### Stored data:
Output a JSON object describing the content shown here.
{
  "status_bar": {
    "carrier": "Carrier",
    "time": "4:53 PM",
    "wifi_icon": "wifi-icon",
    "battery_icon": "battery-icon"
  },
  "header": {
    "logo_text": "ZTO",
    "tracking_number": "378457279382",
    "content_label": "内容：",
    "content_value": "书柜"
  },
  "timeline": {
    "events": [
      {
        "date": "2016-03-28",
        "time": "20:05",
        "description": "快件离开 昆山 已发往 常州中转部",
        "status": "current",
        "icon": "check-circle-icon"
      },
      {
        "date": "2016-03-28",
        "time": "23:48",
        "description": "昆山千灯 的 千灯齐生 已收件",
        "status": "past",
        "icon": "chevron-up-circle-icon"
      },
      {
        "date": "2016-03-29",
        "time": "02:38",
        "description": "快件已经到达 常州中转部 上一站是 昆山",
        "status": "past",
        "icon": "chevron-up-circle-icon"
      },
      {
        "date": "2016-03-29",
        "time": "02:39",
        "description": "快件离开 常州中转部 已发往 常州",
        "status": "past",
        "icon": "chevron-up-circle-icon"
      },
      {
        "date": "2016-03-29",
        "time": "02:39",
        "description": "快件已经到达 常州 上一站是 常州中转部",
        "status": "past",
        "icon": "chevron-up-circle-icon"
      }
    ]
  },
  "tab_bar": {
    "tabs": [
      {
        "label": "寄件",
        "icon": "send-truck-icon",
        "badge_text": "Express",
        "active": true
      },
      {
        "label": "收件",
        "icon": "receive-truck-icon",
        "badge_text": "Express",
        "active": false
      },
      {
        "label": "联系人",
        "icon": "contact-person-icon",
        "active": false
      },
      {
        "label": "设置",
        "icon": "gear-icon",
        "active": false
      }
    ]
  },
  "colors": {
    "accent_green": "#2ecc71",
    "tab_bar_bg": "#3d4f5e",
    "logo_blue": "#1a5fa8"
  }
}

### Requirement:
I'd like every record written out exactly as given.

### Exercise solution:
Output a JSON object describing the content shown here.
{
  "status_bar": {
    "carrier": "Carrier",
    "time": "4:53 PM",
    "wifi_icon": "wifi-icon",
    "battery_icon": "battery-icon"
  },
  "header": {
    "logo_text": "ZTO",
    "tracking_number": "378457279382",
    "content_label": "内容：",
    "content_value": "书柜"
  },
  "timeline": {
    "events": [
      {
        "date": "2016-03-28",
        "time": "20:05",
        "description": "快件离开 昆山 已发往 常州中转部",
        "status": "current",
        "icon": "check-circle-icon"
      },
      {
        "date": "2016-03-28",
        "time": "23:48",
        "description": "昆山千灯 的 千灯齐生 已收件",
        "status": "past",
        "icon": "chevron-up-circle-icon"
      },
      {
        "date": "2016-03-29",
        "time": "02:38",
        "description": "快件已经到达 常州中转部 上一站是 昆山",
        "status": "past",
        "icon": "chevron-up-circle-icon"
      },
      {
        "date": "2016-03-29",
        "time": "02:39",
        "description": "快件离开 常州中转部 已发往 常州",
        "status": "past",
        "icon": "chevron-up-circle-icon"
      },
      {
        "date": "2016-03-29",
        "time": "02:39",
        "description": "快件已经到达 常州 上一站是 常州中转部",
        "status": "past",
        "icon": "chevron-up-circle-icon"
      }
    ]
  },
  "tab_bar": {
    "tabs": [
      {
        "label": "寄件",
        "icon": "send-truck-icon",
        "badge_text": "Express",
        "active": true
      },
      {
        "label": "收件",
        "icon": "receive-truck-icon",
        "badge_text": "Express",
        "active": false
      },
      {
        "label": "联系人",
        "icon": "contact-person-icon",
        "active": false
      },
      {
        "label": "设置",
        "icon": "gear-icon",
        "active": false
      }
    ]
  },
  "colors": {
    "accent_green": "#2ecc71",
    "tab_bar_bg": "#3d4f5e",
    "logo_blue": "#1a5fa8"
  }
}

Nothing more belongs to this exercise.